• [The task]
The records below must be copied in full, exactly as they read.

__________

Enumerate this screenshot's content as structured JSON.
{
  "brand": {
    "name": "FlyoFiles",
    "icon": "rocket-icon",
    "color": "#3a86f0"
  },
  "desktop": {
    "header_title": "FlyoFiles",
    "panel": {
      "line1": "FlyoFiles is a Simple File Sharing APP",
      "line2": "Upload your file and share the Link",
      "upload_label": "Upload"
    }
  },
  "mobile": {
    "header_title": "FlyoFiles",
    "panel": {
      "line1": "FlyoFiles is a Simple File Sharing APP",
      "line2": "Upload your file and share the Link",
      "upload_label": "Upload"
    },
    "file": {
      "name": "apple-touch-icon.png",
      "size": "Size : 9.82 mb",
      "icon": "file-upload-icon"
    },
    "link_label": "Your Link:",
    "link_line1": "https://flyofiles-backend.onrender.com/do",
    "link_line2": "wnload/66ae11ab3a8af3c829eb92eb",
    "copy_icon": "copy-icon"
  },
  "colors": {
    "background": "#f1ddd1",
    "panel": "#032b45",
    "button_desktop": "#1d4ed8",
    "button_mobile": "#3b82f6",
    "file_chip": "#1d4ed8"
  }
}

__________

• [Answer space]
Enumerate this screenshot's content as structured JSON.
{
  "brand": {
    "name": "FlyoFiles",
    "icon": "rocket-icon",
    "color": "#3a86f0"
  },
  "desktop": {
    "header_title": "FlyoFiles",
    "panel": {
      "line1": "FlyoFiles is a Simple File Sharing APP",
      "line2": "Upload your file and share the Link",
      "upload_label": "Upload"
    }
  },
  "mobile": {
    "header_title": "FlyoFiles",
    "panel": {
      "line1": "FlyoFiles is a Simple File Sharing APP",
      "line2": "Upload your file and share the Link",
      "upload_label": "Upload"
    },
    "file": {
      "name": "apple-touch-icon.png",
      "size": "Size : 9.82 mb",
      "icon": "file-upload-icon"
    },
    "link_label": "Your Link:",
    "link_line1": "https://flyofiles-backend.onrender.com/do",
    "link_line2": "wnload/66ae11ab3a8af3c829eb92eb",
    "copy_icon": "copy-icon"
  },
  "colors": {
    "background": "#f1ddd1",
    "panel": "#032b45",
    "button_desktop": "#1d4ed8",
    "button_mobile": "#3b82f6",
    "file_chip": "#1d4ed8"
  }
}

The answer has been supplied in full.